A lot of research has been devoted to the situation women in academia face in terms of getting jobs, getting tenure-tracks jobs (versus positions as adjuncts, lecturers, and temporary visiting positions). Though the number of women in graduate programs continues to grow and 2010 marked the first time women were awarded more doctoral degrees than their male colleagues, those numbers shift when we look at academic jobs. Fewer men actually start tenure-track positions, but more men have tenure. And there are fewer men in non-tenure-track positions.
But we have largely forgotten about Title IX when it comes to fighting the insititionalized sexism that occurs in academia. This is quite ironic given that Dr. Sandler’s impetus for creating Title IX in the 70s came from her losing out on tenure-track positions to male colleagues. Has the time come to use the power of Title IX to being to remedy some of these issues over the treatment of female grad students and faculty members?
The Chronicle of Higher Education, another media outlet that has extensively covered the issue of women’s equality in academia, published a very interesting piece this week about the applicability of Title IX to the treatment of women as grad students, post-docs, job applicants, and professors/instructors–especially when they are mothers or become pregnant.
We have discussed the protections Title IX provides to female student-athletes who get pregnant, and we have written about cases of Title IX being invoked when grad students have been retaliated against for complaining about equality. But there has been little–that we have seen at least–about the protections that Title IX affords grad students who hold positions as TAs and RAs.

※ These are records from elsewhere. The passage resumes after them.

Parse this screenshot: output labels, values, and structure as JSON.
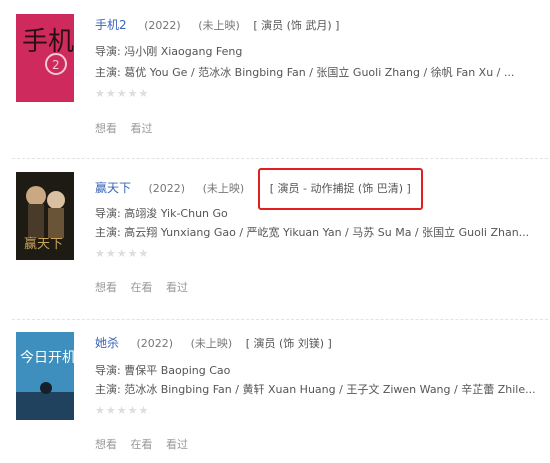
{
  "movies": [
    {
      "title": "手机2",
      "year": "(2022)",
      "status": "(未上映)",
      "role": "[ 演员 (饰 武月) ]",
      "director": "导演: 冯小刚 Xiaogang Feng",
      "cast": "主演: 葛优 You Ge / 范冰冰 Bingbing Fan / 张国立 Guoli Zhang / 徐帆 Fan Xu / ...",
      "stars": "★★★★★",
      "actions": [
        "想看",
        "看过"
      ],
      "poster_text": "手机"
    },
    {
      "title": "赢天下",
      "year": "(2022)",
      "status": "(未上映)",
      "role": "[ 演员 - 动作捕捉 (饰 巴清) ]",
      "director": "导演: 高翊浚 Yik-Chun Go",
      "cast": "主演: 高云翔 Yunxiang Gao / 严屹宽 Yikuan Yan / 马苏 Su Ma / 张国立 Guoli Zhan...",
      "stars": "★★★★★",
      "actions": [
        "想看",
        "在看",
        "看过"
      ],
      "poster_text": "赢天下"
    },
    {
      "title": "她杀",
      "year": "(2022)",
      "status": "(未上映)",
      "role": "[ 演员 (饰 刘镁) ]",
      "director": "导演: 曹保平 Baoping Cao",
      "cast": "主演: 范冰冰 Bingbing Fan / 黄轩 Xuan Huang / 王子文 Ziwen Wang / 辛芷蕾 Zhile...",
      "stars": "★★★★★",
      "actions": [
        "想看",
        "在看",
        "看过"
      ],
      "poster_text": "今日开机"
    }
  ],
  "colors": {
    "link": "#3a64b8",
    "highlight_box": "#e02020"
  }
}
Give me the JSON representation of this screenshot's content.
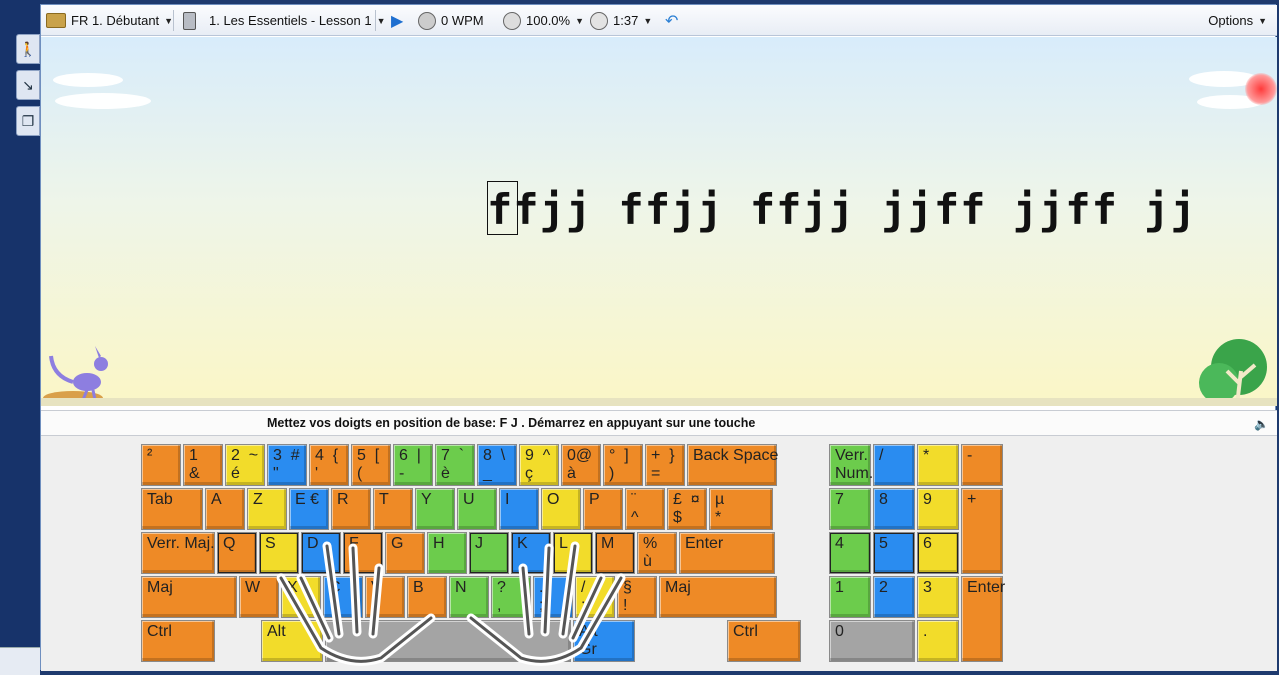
{
  "toolbar": {
    "course": "FR 1. Débutant",
    "lesson": "1. Les Essentiels - Lesson 1",
    "speed": "0 WPM",
    "accuracy": "100.0%",
    "time": "1:37",
    "options": "Options"
  },
  "drill": {
    "text": "ffjj ffjj ffjj jjff jjff jj",
    "current_char": "f"
  },
  "status": {
    "message": "Mettez vos doigts en position de base:  F  J .  Démarrez en appuyant sur une touche"
  },
  "keyboard": {
    "rows": [
      [
        {
          "label": "²",
          "color": "orange",
          "w": 42
        },
        {
          "label": "1\n&",
          "color": "orange",
          "w": 42
        },
        {
          "label": "2  ~\né",
          "color": "yellow",
          "w": 42
        },
        {
          "label": "3  #\n\"",
          "color": "blue",
          "w": 42
        },
        {
          "label": "4  {\n'",
          "color": "orange",
          "w": 42
        },
        {
          "label": "5  [\n(",
          "color": "orange",
          "w": 42
        },
        {
          "label": "6  |\n-",
          "color": "green",
          "w": 42
        },
        {
          "label": "7  `\nè",
          "color": "green",
          "w": 42
        },
        {
          "label": "8  \\\n_",
          "color": "blue",
          "w": 42
        },
        {
          "label": "9  ^\nç",
          "color": "yellow",
          "w": 42
        },
        {
          "label": "0@\nà",
          "color": "orange",
          "w": 42
        },
        {
          "label": "°  ]\n)",
          "color": "orange",
          "w": 42
        },
        {
          "label": "+  }\n=",
          "color": "orange",
          "w": 42
        },
        {
          "label": "Back Space",
          "color": "orange",
          "w": 92
        }
      ],
      [
        {
          "label": "Tab",
          "color": "orange",
          "w": 64
        },
        {
          "label": "A",
          "color": "orange",
          "w": 42
        },
        {
          "label": "Z",
          "color": "yellow",
          "w": 42
        },
        {
          "label": "E €",
          "color": "blue",
          "w": 42
        },
        {
          "label": "R",
          "color": "orange",
          "w": 42
        },
        {
          "label": "T",
          "color": "orange",
          "w": 42
        },
        {
          "label": "Y",
          "color": "green",
          "w": 42
        },
        {
          "label": "U",
          "color": "green",
          "w": 42
        },
        {
          "label": "I",
          "color": "blue",
          "w": 42
        },
        {
          "label": "O",
          "color": "yellow",
          "w": 42
        },
        {
          "label": "P",
          "color": "orange",
          "w": 42
        },
        {
          "label": "¨\n^",
          "color": "orange",
          "w": 42
        },
        {
          "label": "£  ¤\n$",
          "color": "orange",
          "w": 42
        },
        {
          "label": "µ\n*",
          "color": "orange",
          "w": 66
        }
      ],
      [
        {
          "label": "Verr. Maj.",
          "color": "orange",
          "w": 76
        },
        {
          "label": "Q",
          "color": "orange",
          "w": 42,
          "home": true
        },
        {
          "label": "S",
          "color": "yellow",
          "w": 42,
          "home": true
        },
        {
          "label": "D",
          "color": "blue",
          "w": 42,
          "home": true
        },
        {
          "label": "F",
          "color": "orange",
          "w": 42,
          "home": true
        },
        {
          "label": "G",
          "color": "orange",
          "w": 42
        },
        {
          "label": "H",
          "color": "green",
          "w": 42
        },
        {
          "label": "J",
          "color": "green",
          "w": 42,
          "home": true
        },
        {
          "label": "K",
          "color": "blue",
          "w": 42,
          "home": true
        },
        {
          "label": "L",
          "color": "yellow",
          "w": 42,
          "home": true
        },
        {
          "label": "M",
          "color": "orange",
          "w": 42,
          "home": true
        },
        {
          "label": "%\nù",
          "color": "orange",
          "w": 42
        },
        {
          "label": "Enter",
          "color": "orange",
          "w": 98
        }
      ],
      [
        {
          "label": "Maj",
          "color": "orange",
          "w": 98
        },
        {
          "label": "W",
          "color": "orange",
          "w": 42
        },
        {
          "label": "X",
          "color": "yellow",
          "w": 42
        },
        {
          "label": "C",
          "color": "blue",
          "w": 42
        },
        {
          "label": "V",
          "color": "orange",
          "w": 42
        },
        {
          "label": "B",
          "color": "orange",
          "w": 42
        },
        {
          "label": "N",
          "color": "green",
          "w": 42
        },
        {
          "label": "?\n,",
          "color": "green",
          "w": 42
        },
        {
          "label": ".\n;",
          "color": "blue",
          "w": 42
        },
        {
          "label": "/\n:",
          "color": "yellow",
          "w": 42
        },
        {
          "label": "§\n!",
          "color": "orange",
          "w": 42
        },
        {
          "label": "Maj",
          "color": "orange",
          "w": 120
        }
      ],
      [
        {
          "label": "Ctrl",
          "color": "orange",
          "w": 76
        },
        {
          "label": "Alt",
          "color": "yellow",
          "w": 64
        },
        {
          "label": "",
          "color": "gray",
          "w": 248
        },
        {
          "label": "Alt\nGr",
          "color": "blue",
          "w": 64
        },
        {
          "label": "Ctrl",
          "color": "orange",
          "w": 76
        }
      ]
    ],
    "numpad": [
      {
        "label": "Verr.\nNum.",
        "color": "green"
      },
      {
        "label": "/",
        "color": "blue"
      },
      {
        "label": "*",
        "color": "yellow"
      },
      {
        "label": "-",
        "color": "orange"
      },
      {
        "label": "7",
        "color": "green"
      },
      {
        "label": "8",
        "color": "blue"
      },
      {
        "label": "9",
        "color": "yellow"
      },
      {
        "label": "+",
        "color": "orange"
      },
      {
        "label": "4",
        "color": "green"
      },
      {
        "label": "5",
        "color": "blue"
      },
      {
        "label": "6",
        "color": "yellow"
      },
      {
        "label": "1",
        "color": "green"
      },
      {
        "label": "2",
        "color": "blue"
      },
      {
        "label": "3",
        "color": "yellow"
      },
      {
        "label": "Enter",
        "color": "orange"
      },
      {
        "label": "0",
        "color": "gray"
      },
      {
        "label": ".",
        "color": "yellow"
      }
    ]
  },
  "colors": {
    "orange": "#ee8a26",
    "yellow": "#f2dc2a",
    "blue": "#2a8cf0",
    "green": "#6ccc4c",
    "gray": "#a4a4a4"
  }
}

This was a compelling piece because it brought together–for me anyway–a lot of these issues. We have noted, as have others, that Title IX and STEM is an emerging trend. And the Chronicle piece certainly addresses the issue of the difficulties women face as grad students and faculty in STEM fields. But the subtle and not-so-subtle cues women receive about becoming mothers exists across disciplines. I sat in a lecture in which a tenured, child-free female professor openly stated that she discourages her female graduate students from becoming mothers while in graduate school. Her “advice” was based on the statistics. The Chronicle article is right; we work very hard to just get the PhD; we don’t want to hurt our chances in this very difficult job market and our advisers don’t want that for us either. And we have seen our peers suffer for their choices to have children or go back to grad school after having children. I have witnessed my child-free female colleagues needlessly suffer through the tenure process. We have learned from what we have seen others go through and we make decisions about our lives based on what is clearly more than anecdotal evidence.
And it is not that these norms have gone unchallenged. Women have certainly brought lawsuits over the denial of tenure. A 2010 Chronicle article, discusses the cases brought by women under Title VII in the 80s and 90s. But as we have seen in other areas of discrimination law–including Title IX–proving intent to discriminate based, in these situations, on sex is becoming more and more difficult. The tenure process itself is so subjective and very few people want to make a federal case–literally–out of the discrimination they have faced. (In 2004 the AAUW published a report entitled “Tenure Denied: Cases of Sex Discrimination in Academia” which offers additional case history.)
What this week’s Chronicle article provides though is more about the experiences of grad student and post-docs and the ways in which they can advocate for equality using Title IX. NASA has actually devised a questionnaire that schools can use in a self-study. Though it was written to assess gender equity in the sciences, it can–and should– be applied across disciplines.
I predict that this issue will follow a path similar to that of sexual harassment and Title IX cases. Unclear or missing policies about discrimination will put a school at risk for a lawsuit. And when a few Title IX cases emerge around this issue–or even a watershed case–more will follow, in quick succession. A lot of schools have been slow to institute comprehensive sexual assault and harassment policies and are paying for it. Maybe they will have learned their lesson and be ahead of the curve when it comes to ensuring, at an institutional level, equal treatment of their female scholars.